Florida’s been a strange team, but playing their best basketball right now. And they’re not a run and gun fire away team any longer. They’re looking for the high percentage shot and they’re playing great defense. After the win over Georgia, I said on the air that they scored 50 against the Bulldogs but if they “did that on Sunday “against Kentucky, they’d lose by 30.

Actually, they’d have only lost by two.

The difference is Billy Donovan knows what kind of team he has, and he’s convinced them that that’s what they are. I know that sounds confusing, but hot shot high school players pick schools where they’re going to shine. Anthony Roberson, David Lee and Matt Walsh didn’t come to Florida to run a half court offense and play great defense. But with those three, Al Horford and the combination of any of the other guards and forwards, the Gators are a tough, half court team that can play defense. That’s how they held the Wildcats to just 52 points. Donovan recognized that early in the year, perhaps as early as the Louisville game at home. He knew his team was young, but the Cardinals showed him that his current crop can’t run the floor for 40 minutes and keep up with great offensive teams. The only way they do that is if Walsh is hitting his threes and Roberson is over fifty percent from the floor. That was happening too infrequently, this team got smarter, and Donovan convinced them that’s how they were going to win.

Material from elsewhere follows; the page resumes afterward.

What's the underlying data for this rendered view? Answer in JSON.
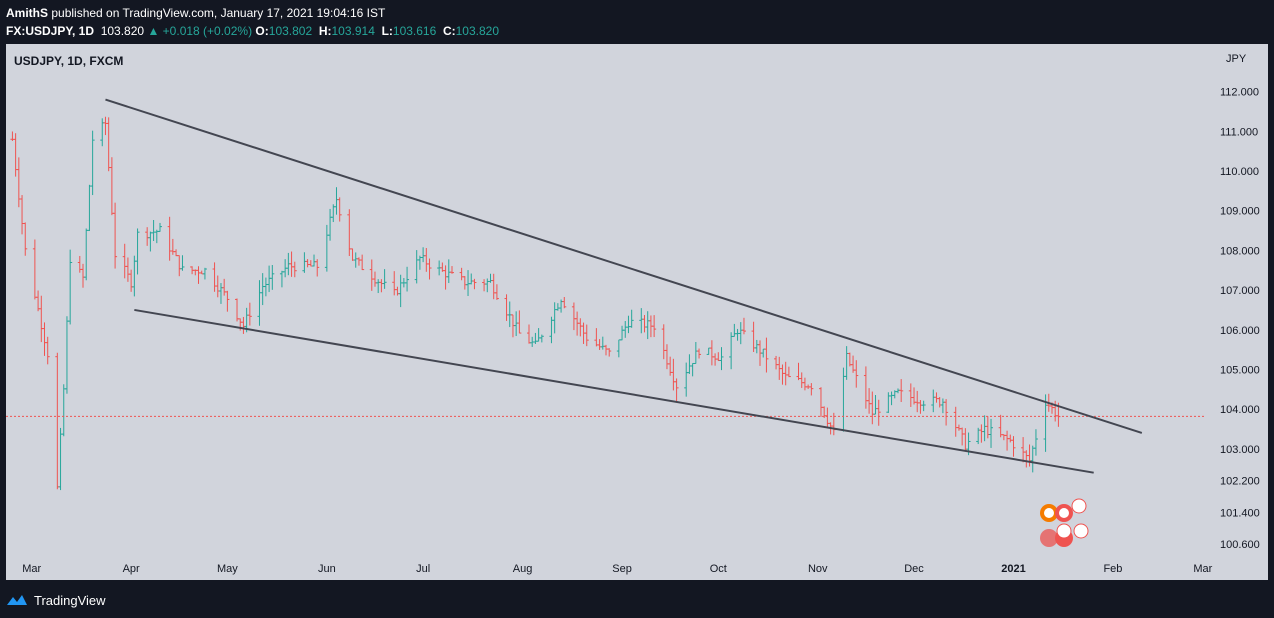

Playing hard is something that has become a hallmark of any Donovan coached team. They’ll hustle, jump on loose balls and throw themselves all over the court. That can take a toll on the offensive end, especially if you’re constantly trying to run coast to coast and find the 3 on 2 breakaways on every possession.

So is Florida going to win the National Championship?


Are they going to win the SEC Tournament?


Playing as the number two seed, they get the bye and will have to play three games in three days instead of four in four days as a lower seed.

Who can they beat in Atlanta?


Who can they lose to?


So the paradox continues.

They can’t be a slow starter no matter who they play in the second round on Friday. David Lee as the lose senior and Roberson and Walsh as the team leaders and juniors have been in this situation enough to know that going 1000 mph from the opening tip is the key to winning any tournament games.

They kind of remind me of that old golf saying: “I’d like to play my normal game. Just once.”